“We’ve figured out ways of doing things that don’t cost as much and we have some new partners that help pay for things,” says Burt. “But we really need the public to become a partner and donate.”
The effort is now focusing on expanding the base of contributors, both on the farm and in the non-agriculture community. There is a role for everyone. Farmers agree to donate a portion of their crop prior to harvest. Processors agree to donate a portion of the cost of processing. Farmers Ending Hunger raises funds to pay for the remaining processing, packaging, and transportation. The public participates through the unique “Adopt an Acre” program to help pay the cost of getting the product processed and delivered to the food bank.
Last year’s donations to “Adopt an Acre” reached $33,000. Burt is hoping that 2011 will bring in more involvement from all kinds of Oregonians.
“We’re trying to get more businesses, even non-agricultural businesses, involved and making the local connection to agriculture,” he says. “Farmers are donating, the farm service industry is stepping up too. We’ve been successful in securing some grant money as well. But we need many more donations. We are primed to grow and we have a goal of reaching over 3 million pounds of food next year.”
One of the founding members of Farmers Ending Hunger is Bob Levy of Hermiston, also a member of the State Board of Agriculture.

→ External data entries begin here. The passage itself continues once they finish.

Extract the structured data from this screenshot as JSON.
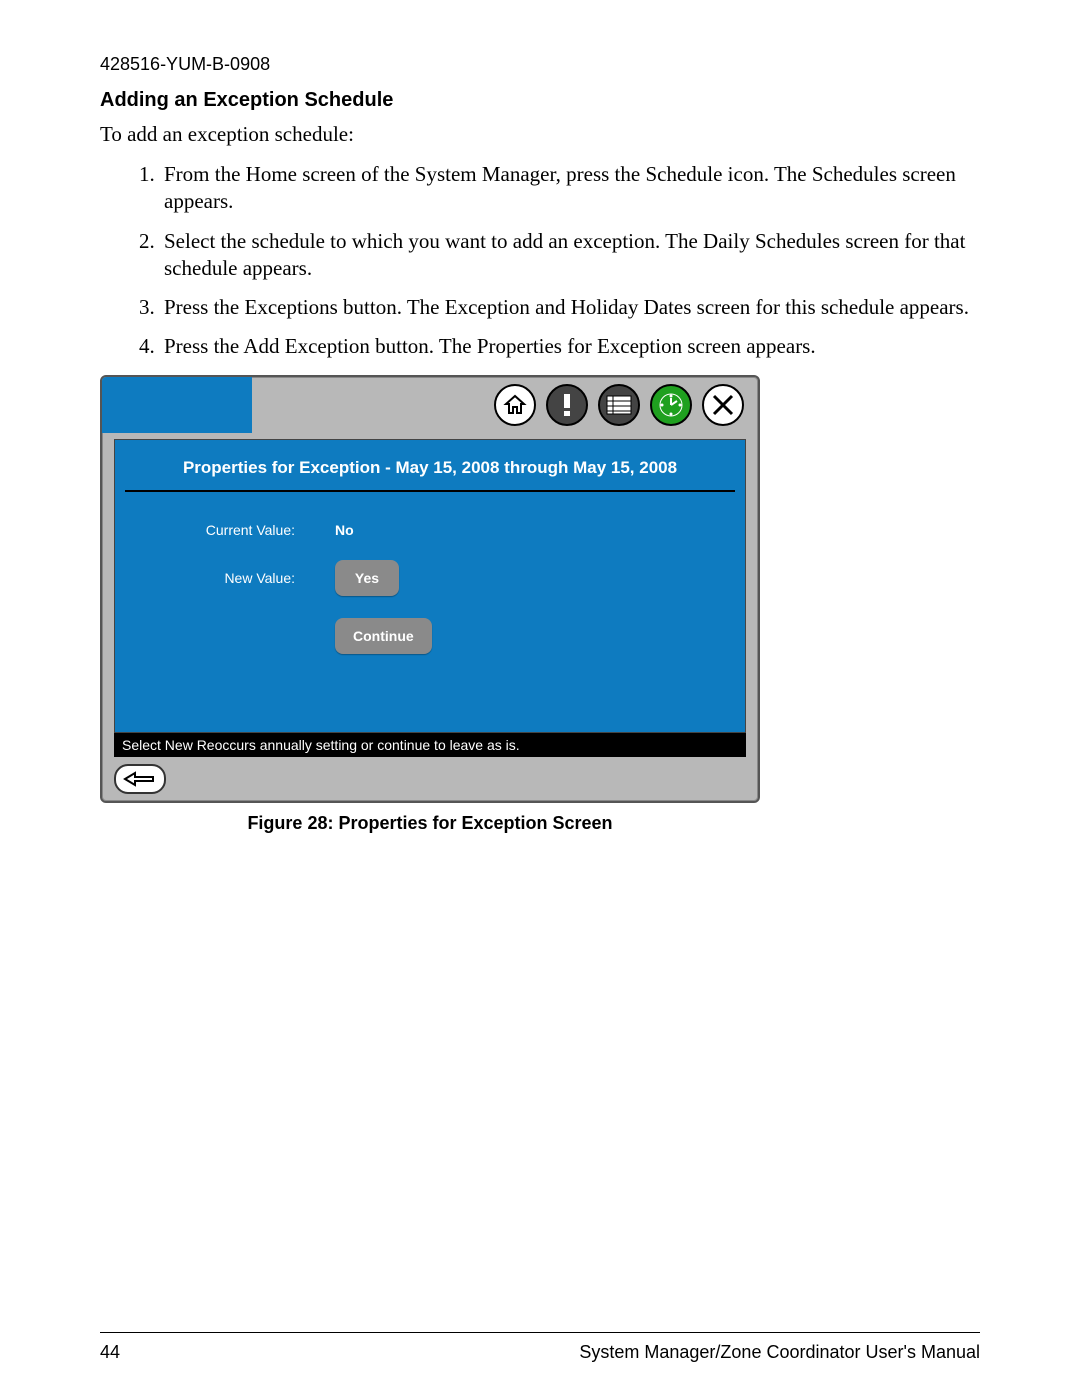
{
  "doc_id": "428516-YUM-B-0908",
  "section_heading": "Adding an Exception Schedule",
  "intro": "To add an exception schedule:",
  "steps": [
    "From the Home screen of the System Manager, press the Schedule icon. The Schedules screen appears.",
    "Select the schedule to which you want to add an exception. The Daily Schedules screen for that schedule appears.",
    "Press the Exceptions button. The Exception and Holiday Dates screen for this schedule appears.",
    "Press the Add Exception button. The Properties for Exception screen appears."
  ],
  "screen": {
    "title": "Properties for Exception - May 15, 2008 through May 15, 2008",
    "current_value_label": "Current Value:",
    "current_value": "No",
    "new_value_label": "New Value:",
    "yes_button": "Yes",
    "continue_button": "Continue",
    "status_text": "Select New Reoccurs annually setting or continue to leave as is.",
    "icons": {
      "home": "home-icon",
      "alert": "alert-icon",
      "list": "list-icon",
      "clock": "clock-icon",
      "tools": "tools-icon",
      "back": "back-arrow-icon"
    }
  },
  "figure_caption": "Figure 28: Properties for Exception Screen",
  "footer": {
    "page_num": "44",
    "manual_title": "System Manager/Zone Coordinator User's Manual"
  }
}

“It’s encouraging to see that we approached a record high in donations even though it was a tough year for agriculture,” says Levy. “Farmers Ending Hunger has a good four-year track record that bodes well for the future. But we know the need for hunger assistance in Oregon and throughout the country will always be there. We also hope organizations like ours and others will always be there to help.”
For more information, contact John Burt, (503) 931-9232.